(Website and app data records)
--*--
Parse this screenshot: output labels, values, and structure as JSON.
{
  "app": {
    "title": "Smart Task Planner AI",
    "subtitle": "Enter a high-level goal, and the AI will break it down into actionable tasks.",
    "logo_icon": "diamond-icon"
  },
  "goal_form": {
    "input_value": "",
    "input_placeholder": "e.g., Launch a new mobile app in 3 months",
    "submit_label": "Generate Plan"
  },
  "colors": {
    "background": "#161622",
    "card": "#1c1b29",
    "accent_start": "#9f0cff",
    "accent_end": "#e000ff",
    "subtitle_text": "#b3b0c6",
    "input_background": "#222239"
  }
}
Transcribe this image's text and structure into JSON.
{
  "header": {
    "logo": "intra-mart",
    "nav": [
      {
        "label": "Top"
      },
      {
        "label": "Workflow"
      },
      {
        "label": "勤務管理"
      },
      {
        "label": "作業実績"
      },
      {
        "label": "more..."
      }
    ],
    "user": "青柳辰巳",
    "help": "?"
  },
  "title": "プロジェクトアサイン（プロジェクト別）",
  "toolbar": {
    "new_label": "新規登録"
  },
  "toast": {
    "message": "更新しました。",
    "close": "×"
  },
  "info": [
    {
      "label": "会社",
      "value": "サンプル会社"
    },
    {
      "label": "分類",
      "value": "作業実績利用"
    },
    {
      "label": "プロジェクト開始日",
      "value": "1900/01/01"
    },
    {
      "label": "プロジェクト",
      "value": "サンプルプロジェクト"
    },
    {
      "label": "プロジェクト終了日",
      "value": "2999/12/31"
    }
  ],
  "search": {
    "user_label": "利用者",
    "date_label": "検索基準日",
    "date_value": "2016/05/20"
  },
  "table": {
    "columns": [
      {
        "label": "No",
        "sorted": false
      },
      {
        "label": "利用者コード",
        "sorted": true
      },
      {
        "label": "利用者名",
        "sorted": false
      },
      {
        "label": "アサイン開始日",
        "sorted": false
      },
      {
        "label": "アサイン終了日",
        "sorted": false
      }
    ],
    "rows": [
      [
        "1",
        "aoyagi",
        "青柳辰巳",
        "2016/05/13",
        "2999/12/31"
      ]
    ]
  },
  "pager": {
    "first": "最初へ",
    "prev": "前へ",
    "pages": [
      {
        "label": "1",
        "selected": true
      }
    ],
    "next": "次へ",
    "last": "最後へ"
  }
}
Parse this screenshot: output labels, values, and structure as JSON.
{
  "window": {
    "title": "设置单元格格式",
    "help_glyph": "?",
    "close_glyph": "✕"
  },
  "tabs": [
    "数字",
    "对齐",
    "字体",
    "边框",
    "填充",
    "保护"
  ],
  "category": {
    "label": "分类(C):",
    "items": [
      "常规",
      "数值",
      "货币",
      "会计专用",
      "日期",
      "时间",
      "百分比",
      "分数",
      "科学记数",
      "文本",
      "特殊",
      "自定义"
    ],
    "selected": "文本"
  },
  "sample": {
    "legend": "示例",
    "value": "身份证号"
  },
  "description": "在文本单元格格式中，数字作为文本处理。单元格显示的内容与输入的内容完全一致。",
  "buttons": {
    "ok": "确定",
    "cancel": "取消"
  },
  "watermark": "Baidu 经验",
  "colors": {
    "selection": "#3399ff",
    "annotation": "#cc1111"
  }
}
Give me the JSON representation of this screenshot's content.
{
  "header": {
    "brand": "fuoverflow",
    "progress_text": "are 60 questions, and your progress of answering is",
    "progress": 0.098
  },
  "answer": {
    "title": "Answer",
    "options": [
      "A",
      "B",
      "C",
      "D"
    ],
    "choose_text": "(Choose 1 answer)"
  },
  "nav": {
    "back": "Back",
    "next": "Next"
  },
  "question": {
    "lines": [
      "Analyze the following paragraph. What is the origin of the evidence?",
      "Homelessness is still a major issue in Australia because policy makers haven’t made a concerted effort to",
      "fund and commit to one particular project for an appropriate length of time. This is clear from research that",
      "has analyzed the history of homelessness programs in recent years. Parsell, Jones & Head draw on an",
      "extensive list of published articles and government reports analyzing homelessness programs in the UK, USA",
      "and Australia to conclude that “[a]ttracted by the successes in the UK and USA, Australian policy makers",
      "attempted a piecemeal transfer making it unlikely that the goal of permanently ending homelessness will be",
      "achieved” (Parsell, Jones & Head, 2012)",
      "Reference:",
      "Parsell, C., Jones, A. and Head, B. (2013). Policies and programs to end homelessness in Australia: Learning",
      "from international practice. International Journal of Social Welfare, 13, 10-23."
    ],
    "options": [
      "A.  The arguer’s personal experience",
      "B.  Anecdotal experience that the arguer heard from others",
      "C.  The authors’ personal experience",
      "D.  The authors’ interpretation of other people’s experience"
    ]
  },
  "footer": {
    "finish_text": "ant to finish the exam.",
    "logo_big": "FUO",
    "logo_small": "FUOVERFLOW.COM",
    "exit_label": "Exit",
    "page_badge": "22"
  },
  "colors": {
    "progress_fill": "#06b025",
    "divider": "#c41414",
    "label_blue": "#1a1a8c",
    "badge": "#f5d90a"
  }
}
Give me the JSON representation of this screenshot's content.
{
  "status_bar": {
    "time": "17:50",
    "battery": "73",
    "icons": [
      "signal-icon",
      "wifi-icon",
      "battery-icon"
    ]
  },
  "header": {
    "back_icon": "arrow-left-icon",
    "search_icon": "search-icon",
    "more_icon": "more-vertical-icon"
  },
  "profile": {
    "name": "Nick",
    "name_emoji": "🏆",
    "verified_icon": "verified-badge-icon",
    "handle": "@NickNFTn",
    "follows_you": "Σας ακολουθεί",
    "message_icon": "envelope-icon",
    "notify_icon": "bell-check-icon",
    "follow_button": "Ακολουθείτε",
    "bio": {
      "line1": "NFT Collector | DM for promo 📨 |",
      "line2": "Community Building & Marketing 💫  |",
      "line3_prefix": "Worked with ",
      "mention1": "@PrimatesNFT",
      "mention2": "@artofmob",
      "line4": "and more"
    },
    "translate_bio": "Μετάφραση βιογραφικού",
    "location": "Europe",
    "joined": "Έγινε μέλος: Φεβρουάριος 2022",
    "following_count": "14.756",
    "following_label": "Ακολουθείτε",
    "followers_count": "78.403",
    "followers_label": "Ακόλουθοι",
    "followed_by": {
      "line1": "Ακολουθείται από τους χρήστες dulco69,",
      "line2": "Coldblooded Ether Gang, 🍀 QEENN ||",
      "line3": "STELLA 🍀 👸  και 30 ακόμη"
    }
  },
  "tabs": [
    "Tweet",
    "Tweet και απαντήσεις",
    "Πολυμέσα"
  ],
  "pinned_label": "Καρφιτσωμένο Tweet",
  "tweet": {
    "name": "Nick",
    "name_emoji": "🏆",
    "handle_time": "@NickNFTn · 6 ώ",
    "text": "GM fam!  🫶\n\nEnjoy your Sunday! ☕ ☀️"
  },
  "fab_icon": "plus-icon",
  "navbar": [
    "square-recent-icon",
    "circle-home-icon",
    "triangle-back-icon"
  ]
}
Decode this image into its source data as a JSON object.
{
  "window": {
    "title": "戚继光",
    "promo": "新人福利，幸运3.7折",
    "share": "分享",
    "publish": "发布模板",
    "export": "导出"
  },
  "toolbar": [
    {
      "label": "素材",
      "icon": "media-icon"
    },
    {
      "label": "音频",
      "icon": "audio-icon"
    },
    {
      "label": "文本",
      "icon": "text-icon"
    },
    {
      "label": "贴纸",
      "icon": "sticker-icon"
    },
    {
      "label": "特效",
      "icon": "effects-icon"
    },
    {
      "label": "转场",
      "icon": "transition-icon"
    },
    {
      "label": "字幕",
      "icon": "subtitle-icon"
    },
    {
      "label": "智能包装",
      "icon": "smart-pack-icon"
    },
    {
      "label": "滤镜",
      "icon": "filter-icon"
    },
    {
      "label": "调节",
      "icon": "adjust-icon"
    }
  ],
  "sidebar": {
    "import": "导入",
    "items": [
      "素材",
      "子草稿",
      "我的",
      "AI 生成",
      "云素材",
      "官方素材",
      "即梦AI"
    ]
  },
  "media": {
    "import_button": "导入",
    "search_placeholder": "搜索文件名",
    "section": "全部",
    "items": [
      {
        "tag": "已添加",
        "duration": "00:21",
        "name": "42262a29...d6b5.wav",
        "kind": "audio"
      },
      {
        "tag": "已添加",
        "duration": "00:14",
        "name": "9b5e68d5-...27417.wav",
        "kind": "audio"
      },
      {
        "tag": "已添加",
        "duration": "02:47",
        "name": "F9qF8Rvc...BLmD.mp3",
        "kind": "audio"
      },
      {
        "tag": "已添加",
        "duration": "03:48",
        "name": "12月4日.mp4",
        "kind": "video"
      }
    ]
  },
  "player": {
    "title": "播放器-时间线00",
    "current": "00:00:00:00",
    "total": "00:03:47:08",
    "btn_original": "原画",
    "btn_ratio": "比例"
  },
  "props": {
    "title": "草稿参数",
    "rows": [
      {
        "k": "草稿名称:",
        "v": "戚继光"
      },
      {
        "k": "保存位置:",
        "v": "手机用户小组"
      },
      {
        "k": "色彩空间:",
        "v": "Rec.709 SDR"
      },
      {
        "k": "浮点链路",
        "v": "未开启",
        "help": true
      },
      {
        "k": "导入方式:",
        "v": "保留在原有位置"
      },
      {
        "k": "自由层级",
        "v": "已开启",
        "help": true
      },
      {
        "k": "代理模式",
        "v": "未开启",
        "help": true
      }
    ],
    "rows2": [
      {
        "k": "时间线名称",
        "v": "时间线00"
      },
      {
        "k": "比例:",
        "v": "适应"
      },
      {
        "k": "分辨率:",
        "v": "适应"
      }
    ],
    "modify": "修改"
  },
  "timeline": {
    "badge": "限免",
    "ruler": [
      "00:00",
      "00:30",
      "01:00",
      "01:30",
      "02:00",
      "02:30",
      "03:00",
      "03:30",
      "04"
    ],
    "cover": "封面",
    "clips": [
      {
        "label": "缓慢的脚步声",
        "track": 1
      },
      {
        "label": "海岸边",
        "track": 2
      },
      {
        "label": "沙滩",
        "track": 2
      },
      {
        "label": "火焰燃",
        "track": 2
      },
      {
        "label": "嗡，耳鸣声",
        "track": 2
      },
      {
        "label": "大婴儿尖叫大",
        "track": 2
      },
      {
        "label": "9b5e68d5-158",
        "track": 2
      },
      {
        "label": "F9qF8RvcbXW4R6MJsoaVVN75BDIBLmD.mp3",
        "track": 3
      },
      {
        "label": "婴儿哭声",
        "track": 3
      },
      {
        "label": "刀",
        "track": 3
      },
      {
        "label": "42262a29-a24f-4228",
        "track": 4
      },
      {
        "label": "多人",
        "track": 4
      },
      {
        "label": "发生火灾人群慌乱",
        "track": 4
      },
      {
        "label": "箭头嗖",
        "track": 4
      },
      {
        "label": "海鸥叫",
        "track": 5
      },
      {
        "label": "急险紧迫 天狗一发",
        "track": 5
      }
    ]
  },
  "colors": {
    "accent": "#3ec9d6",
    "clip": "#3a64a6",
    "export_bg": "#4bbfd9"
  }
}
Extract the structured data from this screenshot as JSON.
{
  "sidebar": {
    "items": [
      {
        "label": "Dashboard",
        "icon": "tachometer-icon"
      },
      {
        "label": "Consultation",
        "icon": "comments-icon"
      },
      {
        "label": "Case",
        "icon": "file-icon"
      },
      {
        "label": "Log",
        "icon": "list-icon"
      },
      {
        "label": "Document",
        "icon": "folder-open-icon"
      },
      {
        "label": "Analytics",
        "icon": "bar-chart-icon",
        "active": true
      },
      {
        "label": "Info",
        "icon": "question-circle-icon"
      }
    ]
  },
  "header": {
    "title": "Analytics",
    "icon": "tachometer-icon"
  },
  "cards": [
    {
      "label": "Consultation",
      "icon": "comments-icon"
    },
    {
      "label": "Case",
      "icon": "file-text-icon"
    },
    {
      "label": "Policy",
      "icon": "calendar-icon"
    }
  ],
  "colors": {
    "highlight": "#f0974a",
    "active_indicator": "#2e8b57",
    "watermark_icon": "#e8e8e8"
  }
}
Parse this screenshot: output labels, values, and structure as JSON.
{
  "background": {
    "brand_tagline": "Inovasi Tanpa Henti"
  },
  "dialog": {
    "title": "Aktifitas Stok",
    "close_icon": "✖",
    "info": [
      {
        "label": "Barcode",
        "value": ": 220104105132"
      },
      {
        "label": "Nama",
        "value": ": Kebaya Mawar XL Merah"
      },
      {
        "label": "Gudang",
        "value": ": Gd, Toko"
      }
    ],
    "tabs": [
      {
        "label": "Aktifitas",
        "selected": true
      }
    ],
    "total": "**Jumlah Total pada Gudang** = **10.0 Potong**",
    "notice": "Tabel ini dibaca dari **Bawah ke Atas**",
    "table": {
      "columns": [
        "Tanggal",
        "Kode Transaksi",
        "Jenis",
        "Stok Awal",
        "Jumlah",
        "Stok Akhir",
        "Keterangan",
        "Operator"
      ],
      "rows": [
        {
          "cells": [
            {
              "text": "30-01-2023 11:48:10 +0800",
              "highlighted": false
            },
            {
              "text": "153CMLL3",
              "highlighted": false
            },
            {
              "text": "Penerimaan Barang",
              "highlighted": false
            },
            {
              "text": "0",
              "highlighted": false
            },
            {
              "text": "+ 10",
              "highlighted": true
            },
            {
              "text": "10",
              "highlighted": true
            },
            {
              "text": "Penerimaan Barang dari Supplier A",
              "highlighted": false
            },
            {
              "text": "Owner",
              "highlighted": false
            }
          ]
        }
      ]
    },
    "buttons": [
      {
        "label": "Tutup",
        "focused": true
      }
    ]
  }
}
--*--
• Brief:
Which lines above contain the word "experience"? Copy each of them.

• Response to the exercise:
      "A.  The arguer’s personal experience",
      "B.  Anecdotal experience that the arguer heard from others",
      "C.  The authors’ personal experience",
      "D.  The authors’ interpretation of other people’s experience"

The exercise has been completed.